A couple things make Dan Walker unique
Dan Walker, a computer science student at the University of Pittsburgh, is the son of Kurt and Cindy Walker of Somerset. (Staff photo by Brian Schrock)
"He never accepted the status quo," he said. "That's fine. That keeps a teacher on their toes. I think his favorite words were "why" and "how do you know?"
As a student, Walker displayed a strong business acumen and a voracious appetite for knowledge, Kreinbrook said.
"As a person, Dan was always very self-aware," he said. "He knew where he was going and he had a plan to get there."
Walker's plan is to earn a bachelor's degree in computer science from the University of Pittsburgh by the end of April. After that he will pursue a master's degree. He said a doctorate would actually limit his job opportunities.

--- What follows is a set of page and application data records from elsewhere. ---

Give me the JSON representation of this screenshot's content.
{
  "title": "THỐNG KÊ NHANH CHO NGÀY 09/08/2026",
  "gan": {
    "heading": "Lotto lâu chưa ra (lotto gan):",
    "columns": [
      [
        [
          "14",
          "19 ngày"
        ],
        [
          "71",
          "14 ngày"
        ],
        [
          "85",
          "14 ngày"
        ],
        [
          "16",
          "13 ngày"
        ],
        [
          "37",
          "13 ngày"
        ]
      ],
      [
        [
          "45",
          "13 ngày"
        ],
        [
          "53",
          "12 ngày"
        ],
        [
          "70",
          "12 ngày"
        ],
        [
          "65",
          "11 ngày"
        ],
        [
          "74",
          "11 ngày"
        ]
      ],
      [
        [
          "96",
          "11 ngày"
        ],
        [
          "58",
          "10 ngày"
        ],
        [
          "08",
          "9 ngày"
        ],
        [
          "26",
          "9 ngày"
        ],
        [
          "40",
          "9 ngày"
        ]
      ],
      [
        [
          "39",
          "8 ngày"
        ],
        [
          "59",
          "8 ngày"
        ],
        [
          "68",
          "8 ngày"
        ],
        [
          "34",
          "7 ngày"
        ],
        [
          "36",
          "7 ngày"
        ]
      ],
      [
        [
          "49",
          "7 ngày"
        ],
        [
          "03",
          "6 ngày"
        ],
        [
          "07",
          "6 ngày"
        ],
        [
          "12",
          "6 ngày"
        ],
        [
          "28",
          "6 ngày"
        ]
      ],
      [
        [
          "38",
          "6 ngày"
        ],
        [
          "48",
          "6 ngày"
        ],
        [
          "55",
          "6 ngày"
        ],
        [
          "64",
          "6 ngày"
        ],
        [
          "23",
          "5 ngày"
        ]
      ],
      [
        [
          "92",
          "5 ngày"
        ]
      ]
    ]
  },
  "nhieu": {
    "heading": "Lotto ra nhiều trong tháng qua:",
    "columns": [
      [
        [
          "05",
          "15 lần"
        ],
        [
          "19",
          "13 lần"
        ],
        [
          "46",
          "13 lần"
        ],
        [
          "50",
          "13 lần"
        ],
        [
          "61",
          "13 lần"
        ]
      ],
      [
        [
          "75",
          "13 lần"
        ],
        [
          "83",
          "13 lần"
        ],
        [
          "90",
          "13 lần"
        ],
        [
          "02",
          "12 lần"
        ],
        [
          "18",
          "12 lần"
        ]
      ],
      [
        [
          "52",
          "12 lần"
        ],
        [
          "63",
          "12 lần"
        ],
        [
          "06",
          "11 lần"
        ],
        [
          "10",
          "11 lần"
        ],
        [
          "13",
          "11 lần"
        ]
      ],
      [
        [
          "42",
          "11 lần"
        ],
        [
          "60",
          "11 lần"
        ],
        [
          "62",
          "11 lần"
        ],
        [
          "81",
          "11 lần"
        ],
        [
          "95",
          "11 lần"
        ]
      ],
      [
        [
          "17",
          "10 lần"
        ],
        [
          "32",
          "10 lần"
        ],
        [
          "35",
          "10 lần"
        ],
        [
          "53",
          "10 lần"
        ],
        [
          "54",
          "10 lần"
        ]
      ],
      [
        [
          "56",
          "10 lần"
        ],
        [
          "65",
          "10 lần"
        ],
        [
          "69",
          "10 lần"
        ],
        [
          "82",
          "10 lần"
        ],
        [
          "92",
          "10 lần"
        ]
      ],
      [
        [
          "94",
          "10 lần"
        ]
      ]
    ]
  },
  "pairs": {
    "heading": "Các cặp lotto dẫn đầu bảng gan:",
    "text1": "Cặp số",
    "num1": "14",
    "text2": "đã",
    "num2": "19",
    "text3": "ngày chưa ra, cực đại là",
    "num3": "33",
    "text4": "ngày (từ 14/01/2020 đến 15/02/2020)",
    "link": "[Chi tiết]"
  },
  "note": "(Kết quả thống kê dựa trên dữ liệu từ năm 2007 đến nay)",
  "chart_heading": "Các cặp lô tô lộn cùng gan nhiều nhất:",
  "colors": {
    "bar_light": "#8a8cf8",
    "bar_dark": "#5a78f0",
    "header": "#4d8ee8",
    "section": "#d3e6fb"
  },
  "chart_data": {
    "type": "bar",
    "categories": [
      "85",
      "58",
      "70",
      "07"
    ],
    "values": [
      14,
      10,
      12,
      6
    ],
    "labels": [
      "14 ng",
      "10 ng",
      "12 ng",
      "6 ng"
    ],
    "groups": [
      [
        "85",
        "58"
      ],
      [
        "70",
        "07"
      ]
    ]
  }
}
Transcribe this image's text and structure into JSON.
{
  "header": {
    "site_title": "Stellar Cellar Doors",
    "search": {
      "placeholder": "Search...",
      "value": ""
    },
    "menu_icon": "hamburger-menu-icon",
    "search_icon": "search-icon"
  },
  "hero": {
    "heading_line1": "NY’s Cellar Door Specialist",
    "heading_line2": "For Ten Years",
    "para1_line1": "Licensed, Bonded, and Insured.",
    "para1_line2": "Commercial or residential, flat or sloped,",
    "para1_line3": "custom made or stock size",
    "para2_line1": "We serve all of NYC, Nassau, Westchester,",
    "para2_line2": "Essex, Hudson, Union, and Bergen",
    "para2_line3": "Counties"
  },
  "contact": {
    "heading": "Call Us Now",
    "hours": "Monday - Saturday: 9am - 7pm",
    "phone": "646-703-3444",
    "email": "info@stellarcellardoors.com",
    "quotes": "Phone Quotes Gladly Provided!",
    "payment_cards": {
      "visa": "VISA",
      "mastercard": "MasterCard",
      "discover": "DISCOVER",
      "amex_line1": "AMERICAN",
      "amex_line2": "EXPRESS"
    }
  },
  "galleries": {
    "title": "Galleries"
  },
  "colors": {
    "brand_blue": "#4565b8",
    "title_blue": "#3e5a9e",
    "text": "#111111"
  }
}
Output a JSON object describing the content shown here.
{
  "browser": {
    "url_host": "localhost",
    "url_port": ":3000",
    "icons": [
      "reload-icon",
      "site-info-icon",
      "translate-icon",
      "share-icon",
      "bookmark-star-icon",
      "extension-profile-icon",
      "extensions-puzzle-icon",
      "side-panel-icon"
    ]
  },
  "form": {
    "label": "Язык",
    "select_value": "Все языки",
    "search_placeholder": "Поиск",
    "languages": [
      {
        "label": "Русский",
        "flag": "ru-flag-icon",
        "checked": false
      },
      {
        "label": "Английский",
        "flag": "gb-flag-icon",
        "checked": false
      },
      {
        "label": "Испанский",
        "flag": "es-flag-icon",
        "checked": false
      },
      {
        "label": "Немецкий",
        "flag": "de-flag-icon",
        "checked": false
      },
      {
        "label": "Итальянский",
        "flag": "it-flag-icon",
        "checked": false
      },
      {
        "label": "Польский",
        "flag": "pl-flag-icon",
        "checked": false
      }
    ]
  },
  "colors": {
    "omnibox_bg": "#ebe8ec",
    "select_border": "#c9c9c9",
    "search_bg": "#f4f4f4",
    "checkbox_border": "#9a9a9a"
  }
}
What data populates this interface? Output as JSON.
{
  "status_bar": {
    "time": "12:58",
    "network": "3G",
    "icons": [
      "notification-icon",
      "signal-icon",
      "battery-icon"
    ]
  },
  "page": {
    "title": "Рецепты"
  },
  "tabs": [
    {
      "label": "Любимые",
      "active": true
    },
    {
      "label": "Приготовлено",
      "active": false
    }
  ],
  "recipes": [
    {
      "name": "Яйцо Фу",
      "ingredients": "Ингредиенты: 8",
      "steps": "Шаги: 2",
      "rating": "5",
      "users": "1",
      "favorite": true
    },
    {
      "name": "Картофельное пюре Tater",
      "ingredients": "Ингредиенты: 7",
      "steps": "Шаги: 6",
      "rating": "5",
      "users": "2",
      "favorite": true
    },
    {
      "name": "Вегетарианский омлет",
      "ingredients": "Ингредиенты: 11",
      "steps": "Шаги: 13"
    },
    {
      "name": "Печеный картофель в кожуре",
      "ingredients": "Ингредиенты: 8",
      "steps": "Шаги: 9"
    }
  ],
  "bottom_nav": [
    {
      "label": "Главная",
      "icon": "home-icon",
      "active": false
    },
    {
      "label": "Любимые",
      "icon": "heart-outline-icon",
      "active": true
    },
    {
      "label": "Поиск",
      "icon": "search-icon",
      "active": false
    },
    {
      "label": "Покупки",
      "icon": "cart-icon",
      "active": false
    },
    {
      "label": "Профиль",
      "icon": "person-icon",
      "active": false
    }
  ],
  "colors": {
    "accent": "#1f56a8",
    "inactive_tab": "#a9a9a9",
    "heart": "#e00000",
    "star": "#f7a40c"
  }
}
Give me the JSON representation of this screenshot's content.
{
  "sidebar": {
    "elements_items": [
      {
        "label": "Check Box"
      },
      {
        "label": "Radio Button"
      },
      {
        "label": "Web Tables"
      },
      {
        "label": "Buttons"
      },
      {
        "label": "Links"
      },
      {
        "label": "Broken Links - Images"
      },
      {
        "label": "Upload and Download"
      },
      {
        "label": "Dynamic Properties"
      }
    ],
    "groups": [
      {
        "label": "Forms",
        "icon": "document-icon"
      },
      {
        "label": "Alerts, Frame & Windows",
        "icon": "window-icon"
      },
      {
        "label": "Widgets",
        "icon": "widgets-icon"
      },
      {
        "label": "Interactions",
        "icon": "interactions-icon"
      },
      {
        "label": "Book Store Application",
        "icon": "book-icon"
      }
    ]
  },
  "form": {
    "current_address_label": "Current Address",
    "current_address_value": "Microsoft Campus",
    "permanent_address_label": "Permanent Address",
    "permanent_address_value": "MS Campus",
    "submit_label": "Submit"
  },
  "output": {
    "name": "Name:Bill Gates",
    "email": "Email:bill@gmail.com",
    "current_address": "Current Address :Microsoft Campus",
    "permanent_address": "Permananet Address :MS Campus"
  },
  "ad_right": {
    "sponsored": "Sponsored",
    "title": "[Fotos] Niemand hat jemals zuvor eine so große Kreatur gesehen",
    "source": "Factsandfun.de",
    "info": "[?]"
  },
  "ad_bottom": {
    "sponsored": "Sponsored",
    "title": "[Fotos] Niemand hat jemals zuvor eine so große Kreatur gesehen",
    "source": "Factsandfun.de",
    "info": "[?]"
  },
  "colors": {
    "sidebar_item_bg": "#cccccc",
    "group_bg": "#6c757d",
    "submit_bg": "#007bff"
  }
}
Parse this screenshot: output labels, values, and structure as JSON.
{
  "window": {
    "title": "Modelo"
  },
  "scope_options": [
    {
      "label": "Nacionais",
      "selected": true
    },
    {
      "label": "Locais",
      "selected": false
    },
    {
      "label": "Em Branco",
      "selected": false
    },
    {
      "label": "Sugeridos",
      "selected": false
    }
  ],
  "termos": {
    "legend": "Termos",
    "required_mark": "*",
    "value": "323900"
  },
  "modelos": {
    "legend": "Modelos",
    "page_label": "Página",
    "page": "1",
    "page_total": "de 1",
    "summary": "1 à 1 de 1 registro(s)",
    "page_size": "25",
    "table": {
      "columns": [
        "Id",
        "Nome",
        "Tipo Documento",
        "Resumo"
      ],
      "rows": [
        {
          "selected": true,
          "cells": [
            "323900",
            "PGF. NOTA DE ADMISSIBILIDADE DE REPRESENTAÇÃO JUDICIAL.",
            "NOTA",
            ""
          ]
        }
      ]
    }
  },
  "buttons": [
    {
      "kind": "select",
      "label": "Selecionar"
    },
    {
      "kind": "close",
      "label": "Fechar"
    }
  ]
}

"With a Ph.D. (in computer science) you have the knowledge and capability to develop something very advanced," he said. "So who needs that? Apple, Microsoft, the government, maybe some universities, and that's about it."
Walker's minor is in the classics, or the study of Greek and Roman history. It's another area of interest.
"I always liked the Romans, just because they were the big (thing)," he said. "You go back in history. It's in the Bible. It's in everything. They were the big empire. Once you start studying, you see they really changed the world. Western culture is entirely Greco-Roman. That's all it is."
In his spare time, Walker uses Skype to teach English to a Chinese friend of a friend. He enjoys watching episodes of "Ancient Aliens" on the History Channel and wonders why the network doesn't offer more programming on — well — history.
"What is 'Swamp People'? What is that?" he said, injecting even more enthusiasm into his booming voice. "It's great that they are looking at that, but it's not really a History Channel show."
Walker was recently admitted to Mensa, the high IQ society, based on test scores he earned as a second-grader. When he received a press packet from the organization announcing the honor, he was hesitant to send it to the local newspaper.
"I'm proud of it but at the same time it's blowing your own horn," he said with a laugh.
Membership, Walker said, comes with a snazzy card, networking opportunities and discounts on things such as subscriptions to Popular Science and "toys for geeks."
"It has ties with Geico," he said. "You get cheap insurance."
Walker also has an interest in the stock market and politics. He said he would like to run for office some day. For the time being, however, he is focused on returning from spring break, earning his degree and growing his upstart business.
"I do want to be able to look back and be happy with what I've done," he said. "And really that's the best way to do it, I think."